App and web page records
--- START ---
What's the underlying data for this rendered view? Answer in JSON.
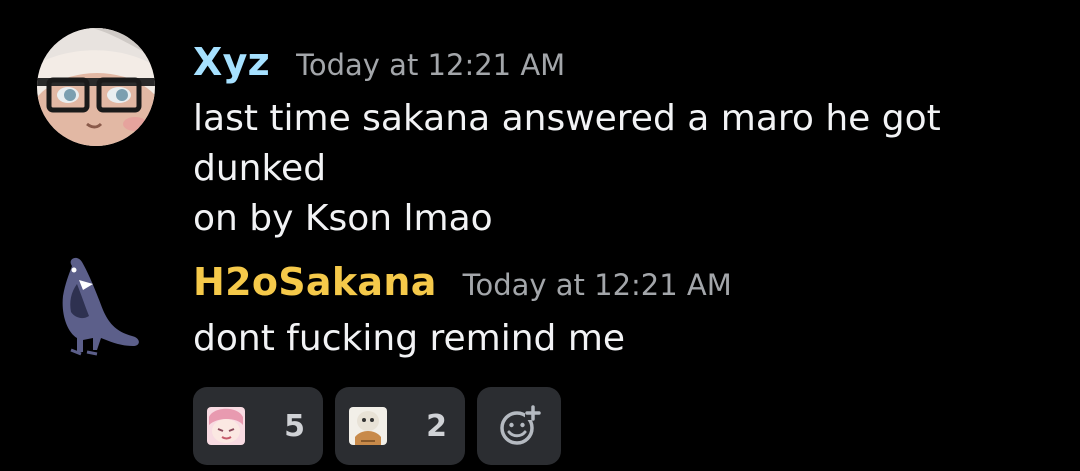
{
  "colors": {
    "background": "#000000",
    "username_1": "#a6e1ff",
    "username_2": "#f5c94a",
    "timestamp": "#a3a6aa",
    "text": "#f2f3f5",
    "reaction_bg": "#2b2d31"
  },
  "messages": [
    {
      "username": "Xyz",
      "timestamp": "Today at 12:21 AM",
      "text": "last time sakana answered a maro he got dunked\non by Kson lmao",
      "avatar_icon": "glasses-face-avatar"
    },
    {
      "username": "H2oSakana",
      "timestamp": "Today at 12:21 AM",
      "text": "dont fucking remind me",
      "avatar_icon": "fish-in-suit-avatar",
      "reactions": [
        {
          "emoji": "pink-haired-girl-emoji",
          "count": "5"
        },
        {
          "emoji": "pepe-frog-emoji",
          "count": "2"
        }
      ],
      "add_reaction_icon": "add-reaction-icon"
    }
  ]
}
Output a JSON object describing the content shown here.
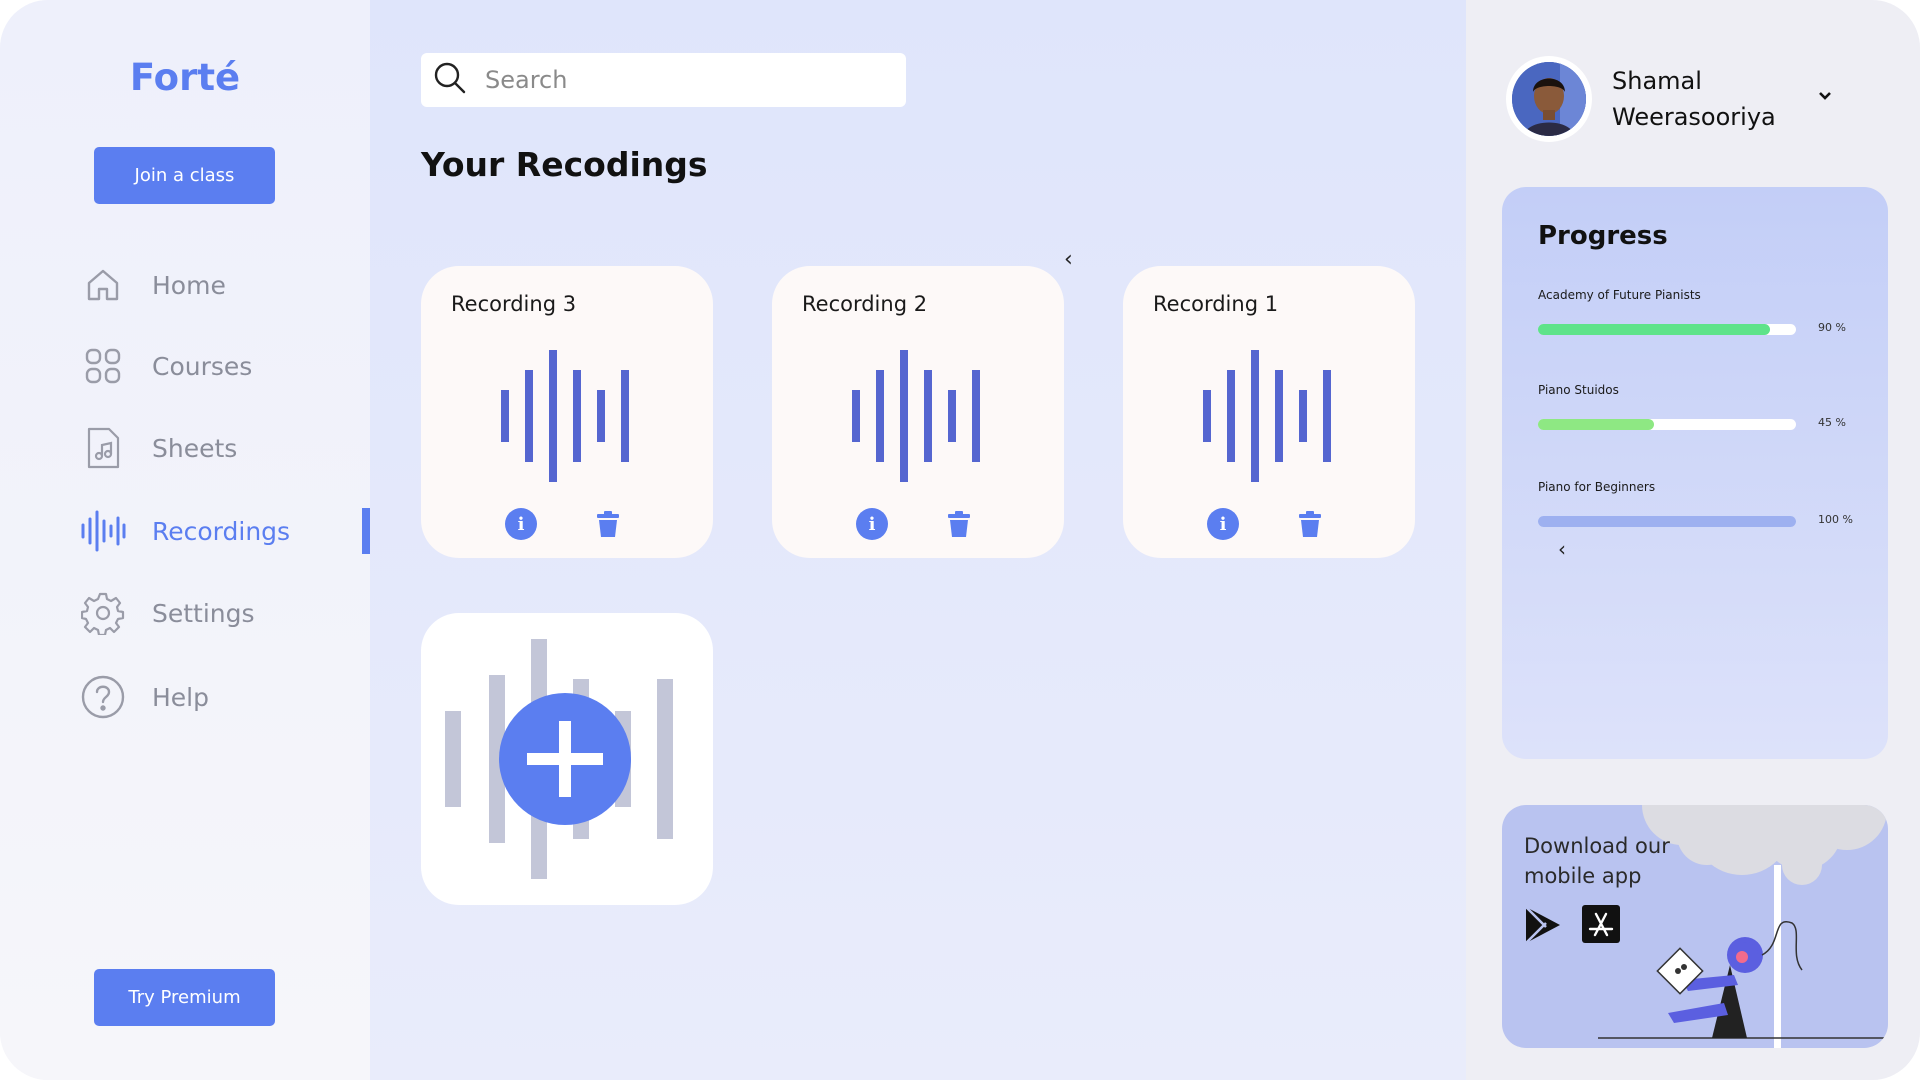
{
  "app": {
    "name": "Forté"
  },
  "sidebar": {
    "join_label": "Join a class",
    "premium_label": "Try Premium",
    "items": [
      {
        "label": "Home",
        "icon": "home-icon"
      },
      {
        "label": "Courses",
        "icon": "grid-icon"
      },
      {
        "label": "Sheets",
        "icon": "sheet-music-icon"
      },
      {
        "label": "Recordings",
        "icon": "audio-wave-icon",
        "active": true
      },
      {
        "label": "Settings",
        "icon": "gear-icon"
      },
      {
        "label": "Help",
        "icon": "help-icon"
      }
    ]
  },
  "search": {
    "placeholder": "Search"
  },
  "main": {
    "title": "Your Recodings",
    "scroll_arrow": "‹",
    "recordings": [
      {
        "title": "Recording 3"
      },
      {
        "title": "Recording 2"
      },
      {
        "title": "Recording 1"
      }
    ],
    "info_glyph": "i"
  },
  "profile": {
    "first": "Shamal",
    "last": "Weerasooriya"
  },
  "progress": {
    "title": "Progress",
    "scroll_arrow": "‹",
    "items": [
      {
        "name": "Academy of Future Pianists",
        "percent": 90,
        "label": "90 %",
        "color": "#5ee38a"
      },
      {
        "name": "Piano Stuidos",
        "percent": 45,
        "label": "45 %",
        "color": "#8ee883"
      },
      {
        "name": "Piano for Beginners",
        "percent": 100,
        "label": "100 %",
        "color": "#9db0f0"
      }
    ]
  },
  "download": {
    "text_line1": "Download our",
    "text_line2": "mobile app"
  },
  "colors": {
    "accent": "#5b7ef0",
    "wave": "#5566d0",
    "wave_muted": "#c3c6d8"
  }
}
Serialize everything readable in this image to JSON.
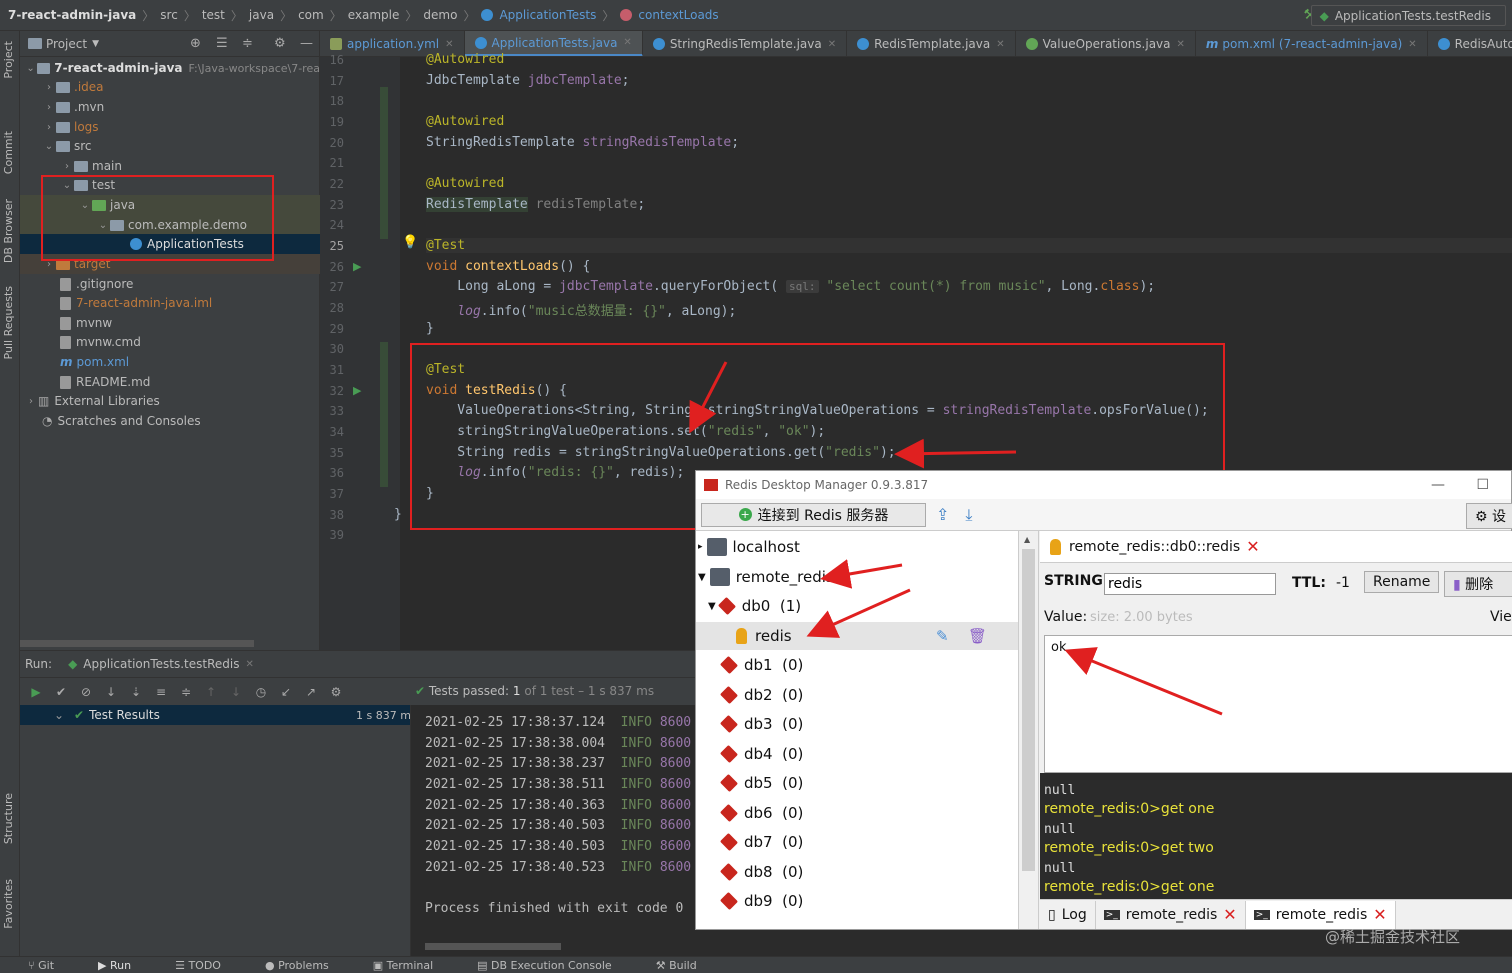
{
  "navbar": {
    "crumbs": [
      "7-react-admin-java",
      "src",
      "test",
      "java",
      "com",
      "example",
      "demo",
      "ApplicationTests",
      "contextLoads"
    ],
    "run_config": "ApplicationTests.testRedis"
  },
  "toolstrip": {
    "project": "Project",
    "commit": "Commit",
    "db_browser": "DB Browser",
    "pull_requests": "Pull Requests",
    "structure": "Structure",
    "favorites": "Favorites"
  },
  "project": {
    "title": "Project",
    "items": [
      {
        "label": "7-react-admin-java",
        "path": "F:\\Java-workspace\\7-rea"
      },
      {
        "label": ".idea"
      },
      {
        "label": ".mvn"
      },
      {
        "label": "logs"
      },
      {
        "label": "src"
      },
      {
        "label": "main"
      },
      {
        "label": "test"
      },
      {
        "label": "java"
      },
      {
        "label": "com.example.demo"
      },
      {
        "label": "ApplicationTests"
      },
      {
        "label": "target"
      },
      {
        "label": ".gitignore"
      },
      {
        "label": "7-react-admin-java.iml"
      },
      {
        "label": "mvnw"
      },
      {
        "label": "mvnw.cmd"
      },
      {
        "label": "pom.xml"
      },
      {
        "label": "README.md"
      },
      {
        "label": "External Libraries"
      },
      {
        "label": "Scratches and Consoles"
      }
    ]
  },
  "tabs": [
    "application.yml",
    "ApplicationTests.java",
    "StringRedisTemplate.java",
    "RedisTemplate.java",
    "ValueOperations.java",
    "pom.xml (7-react-admin-java)",
    "RedisAutoConfigurati"
  ],
  "code": {
    "line_numbers": [
      "16",
      "17",
      "18",
      "19",
      "20",
      "21",
      "22",
      "23",
      "24",
      "25",
      "26",
      "27",
      "28",
      "29",
      "30",
      "31",
      "32",
      "33",
      "34",
      "35",
      "36",
      "37",
      "38",
      "39"
    ]
  },
  "run": {
    "label": "Run:",
    "config": "ApplicationTests.testRedis",
    "tests_passed": "Tests passed:",
    "tests_count": "1",
    "tests_detail": "of 1 test – 1 s 837 ms",
    "results_label": "Test Results",
    "results_time": "1 s 837 ms",
    "logs": [
      {
        "time": "2021-02-25 17:38:37.124",
        "level": "INFO",
        "pid": "8600"
      },
      {
        "time": "2021-02-25 17:38:38.004",
        "level": "INFO",
        "pid": "8600"
      },
      {
        "time": "2021-02-25 17:38:38.237",
        "level": "INFO",
        "pid": "8600"
      },
      {
        "time": "2021-02-25 17:38:38.511",
        "level": "INFO",
        "pid": "8600"
      },
      {
        "time": "2021-02-25 17:38:40.363",
        "level": "INFO",
        "pid": "8600"
      },
      {
        "time": "2021-02-25 17:38:40.503",
        "level": "INFO",
        "pid": "8600"
      },
      {
        "time": "2021-02-25 17:38:40.503",
        "level": "INFO",
        "pid": "8600"
      },
      {
        "time": "2021-02-25 17:38:40.523",
        "level": "INFO",
        "pid": "8600"
      }
    ],
    "finished": "Process finished with exit code 0"
  },
  "statusbar": [
    "Git",
    "Run",
    "TODO",
    "Problems",
    "Terminal",
    "DB Execution Console",
    "Build"
  ],
  "rdm": {
    "title": "Redis Desktop Manager 0.9.3.817",
    "connect": "连接到 Redis 服务器",
    "settings": "设",
    "tree": {
      "localhost": "localhost",
      "remote": "remote_redis",
      "db0": "db0",
      "db0_count": "(1)",
      "key": "redis",
      "dbs": [
        {
          "name": "db1",
          "count": "(0)"
        },
        {
          "name": "db2",
          "count": "(0)"
        },
        {
          "name": "db3",
          "count": "(0)"
        },
        {
          "name": "db4",
          "count": "(0)"
        },
        {
          "name": "db5",
          "count": "(0)"
        },
        {
          "name": "db6",
          "count": "(0)"
        },
        {
          "name": "db7",
          "count": "(0)"
        },
        {
          "name": "db8",
          "count": "(0)"
        },
        {
          "name": "db9",
          "count": "(0)"
        }
      ]
    },
    "key_tab": "remote_redis::db0::redis",
    "type_label": "STRING:",
    "key_value": "redis",
    "ttl_label": "TTL:",
    "ttl": "-1",
    "rename": "Rename",
    "delete": "删除",
    "value_label": "Value:",
    "value_size": "size: 2.00 bytes",
    "view": "Vie",
    "value": "ok",
    "console": [
      "null",
      "remote_redis:0>get one",
      "null",
      "remote_redis:0>get two",
      "null",
      "remote_redis:0>get  one"
    ],
    "bottom_tabs": [
      "Log",
      "remote_redis",
      "remote_redis"
    ]
  },
  "watermark": "@稀土掘金技术社区"
}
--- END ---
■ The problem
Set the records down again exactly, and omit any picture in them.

■ Your response
What's the underlying data for this rendered view? Answer in JSON.
{
  "colors": {
    "background": "#000000",
    "username_1": "#a6e1ff",
    "username_2": "#f5c94a",
    "timestamp": "#a3a6aa",
    "text": "#f2f3f5",
    "reaction_bg": "#2b2d31"
  },
  "messages": [
    {
      "username": "Xyz",
      "timestamp": "Today at 12:21 AM",
      "text": "last time sakana answered a maro he got dunked\non by Kson lmao",
      "avatar_icon": "glasses-face-avatar"
    },
    {
      "username": "H2oSakana",
      "timestamp": "Today at 12:21 AM",
      "text": "dont fucking remind me",
      "avatar_icon": "fish-in-suit-avatar",
      "reactions": [
        {
          "emoji": "pink-haired-girl-emoji",
          "count": "5"
        },
        {
          "emoji": "pepe-frog-emoji",
          "count": "2"
        }
      ],
      "add_reaction_icon": "add-reaction-icon"
    }
  ]
}
Output a JSON object describing the content shown here.
{
  "app": {
    "name": "Forté"
  },
  "sidebar": {
    "join_label": "Join a class",
    "premium_label": "Try Premium",
    "items": [
      {
        "label": "Home",
        "icon": "home-icon"
      },
      {
        "label": "Courses",
        "icon": "grid-icon"
      },
      {
        "label": "Sheets",
        "icon": "sheet-music-icon"
      },
      {
        "label": "Recordings",
        "icon": "audio-wave-icon",
        "active": true
      },
      {
        "label": "Settings",
        "icon": "gear-icon"
      },
      {
        "label": "Help",
        "icon": "help-icon"
      }
    ]
  },
  "search": {
    "placeholder": "Search"
  },
  "main": {
    "title": "Your Recodings",
    "scroll_arrow": "‹",
    "recordings": [
      {
        "title": "Recording 3"
      },
      {
        "title": "Recording 2"
      },
      {
        "title": "Recording 1"
      }
    ],
    "info_glyph": "i"
  },
  "profile": {
    "first": "Shamal",
    "last": "Weerasooriya"
  },
  "progress": {
    "title": "Progress",
    "scroll_arrow": "‹",
    "items": [
      {
        "name": "Academy of Future Pianists",
        "percent": 90,
        "label": "90 %",
        "color": "#5ee38a"
      },
      {
        "name": "Piano Stuidos",
        "percent": 45,
        "label": "45 %",
        "color": "#8ee883"
      },
      {
        "name": "Piano for Beginners",
        "percent": 100,
        "label": "100 %",
        "color": "#9db0f0"
      }
    ]
  },
  "download": {
    "text_line1": "Download our",
    "text_line2": "mobile app"
  },
  "colors": {
    "accent": "#5b7ef0",
    "wave": "#5566d0",
    "wave_muted": "#c3c6d8"
  }
}
Serialize everything readable in this image to JSON.
{
  "navbar": {
    "crumbs": [
      "7-react-admin-java",
      "src",
      "test",
      "java",
      "com",
      "example",
      "demo",
      "ApplicationTests",
      "contextLoads"
    ],
    "run_config": "ApplicationTests.testRedis"
  },
  "toolstrip": {
    "project": "Project",
    "commit": "Commit",
    "db_browser": "DB Browser",
    "pull_requests": "Pull Requests",
    "structure": "Structure",
    "favorites": "Favorites"
  },
  "project": {
    "title": "Project",
    "items": [
      {
        "label": "7-react-admin-java",
        "path": "F:\\Java-workspace\\7-rea"
      },
      {
        "label": ".idea"
      },
      {
        "label": ".mvn"
      },
      {
        "label": "logs"
      },
      {
        "label": "src"
      },
      {
        "label": "main"
      },
      {
        "label": "test"
      },
      {
        "label": "java"
      },
      {
        "label": "com.example.demo"
      },
      {
        "label": "ApplicationTests"
      },
      {
        "label": "target"
      },
      {
        "label": ".gitignore"
      },
      {
        "label": "7-react-admin-java.iml"
      },
      {
        "label": "mvnw"
      },
      {
        "label": "mvnw.cmd"
      },
      {
        "label": "pom.xml"
      },
      {
        "label": "README.md"
      },
      {
        "label": "External Libraries"
      },
      {
        "label": "Scratches and Consoles"
      }
    ]
  },
  "tabs": [
    "application.yml",
    "ApplicationTests.java",
    "StringRedisTemplate.java",
    "RedisTemplate.java",
    "ValueOperations.java",
    "pom.xml (7-react-admin-java)",
    "RedisAutoConfigurati"
  ],
  "code": {
    "line_numbers": [
      "16",
      "17",
      "18",
      "19",
      "20",
      "21",
      "22",
      "23",
      "24",
      "25",
      "26",
      "27",
      "28",
      "29",
      "30",
      "31",
      "32",
      "33",
      "34",
      "35",
      "36",
      "37",
      "38",
      "39"
    ]
  },
  "run": {
    "label": "Run:",
    "config": "ApplicationTests.testRedis",
    "tests_passed": "Tests passed:",
    "tests_count": "1",
    "tests_detail": "of 1 test – 1 s 837 ms",
    "results_label": "Test Results",
    "results_time": "1 s 837 ms",
    "logs": [
      {
        "time": "2021-02-25 17:38:37.124",
        "level": "INFO",
        "pid": "8600"
      },
      {
        "time": "2021-02-25 17:38:38.004",
        "level": "INFO",
        "pid": "8600"
      },
      {
        "time": "2021-02-25 17:38:38.237",
        "level": "INFO",
        "pid": "8600"
      },
      {
        "time": "2021-02-25 17:38:38.511",
        "level": "INFO",
        "pid": "8600"
      },
      {
        "time": "2021-02-25 17:38:40.363",
        "level": "INFO",
        "pid": "8600"
      },
      {
        "time": "2021-02-25 17:38:40.503",
        "level": "INFO",
        "pid": "8600"
      },
      {
        "time": "2021-02-25 17:38:40.503",
        "level": "INFO",
        "pid": "8600"
      },
      {
        "time": "2021-02-25 17:38:40.523",
        "level": "INFO",
        "pid": "8600"
      }
    ],
    "finished": "Process finished with exit code 0"
  },
  "statusbar": [
    "Git",
    "Run",
    "TODO",
    "Problems",
    "Terminal",
    "DB Execution Console",
    "Build"
  ],
  "rdm": {
    "title": "Redis Desktop Manager 0.9.3.817",
    "connect": "连接到 Redis 服务器",
    "settings": "设",
    "tree": {
      "localhost": "localhost",
      "remote": "remote_redis",
      "db0": "db0",
      "db0_count": "(1)",
      "key": "redis",
      "dbs": [
        {
          "name": "db1",
          "count": "(0)"
        },
        {
          "name": "db2",
          "count": "(0)"
        },
        {
          "name": "db3",
          "count": "(0)"
        },
        {
          "name": "db4",
          "count": "(0)"
        },
        {
          "name": "db5",
          "count": "(0)"
        },
        {
          "name": "db6",
          "count": "(0)"
        },
        {
          "name": "db7",
          "count": "(0)"
        },
        {
          "name": "db8",
          "count": "(0)"
        },
        {
          "name": "db9",
          "count": "(0)"
        }
      ]
    },
    "key_tab": "remote_redis::db0::redis",
    "type_label": "STRING:",
    "key_value": "redis",
    "ttl_label": "TTL:",
    "ttl": "-1",
    "rename": "Rename",
    "delete": "删除",
    "value_label": "Value:",
    "value_size": "size: 2.00 bytes",
    "view": "Vie",
    "value": "ok",
    "console": [
      "null",
      "remote_redis:0>get one",
      "null",
      "remote_redis:0>get two",
      "null",
      "remote_redis:0>get  one"
    ],
    "bottom_tabs": [
      "Log",
      "remote_redis",
      "remote_redis"
    ]
  },
  "watermark": "@稀土掘金技术社区"
}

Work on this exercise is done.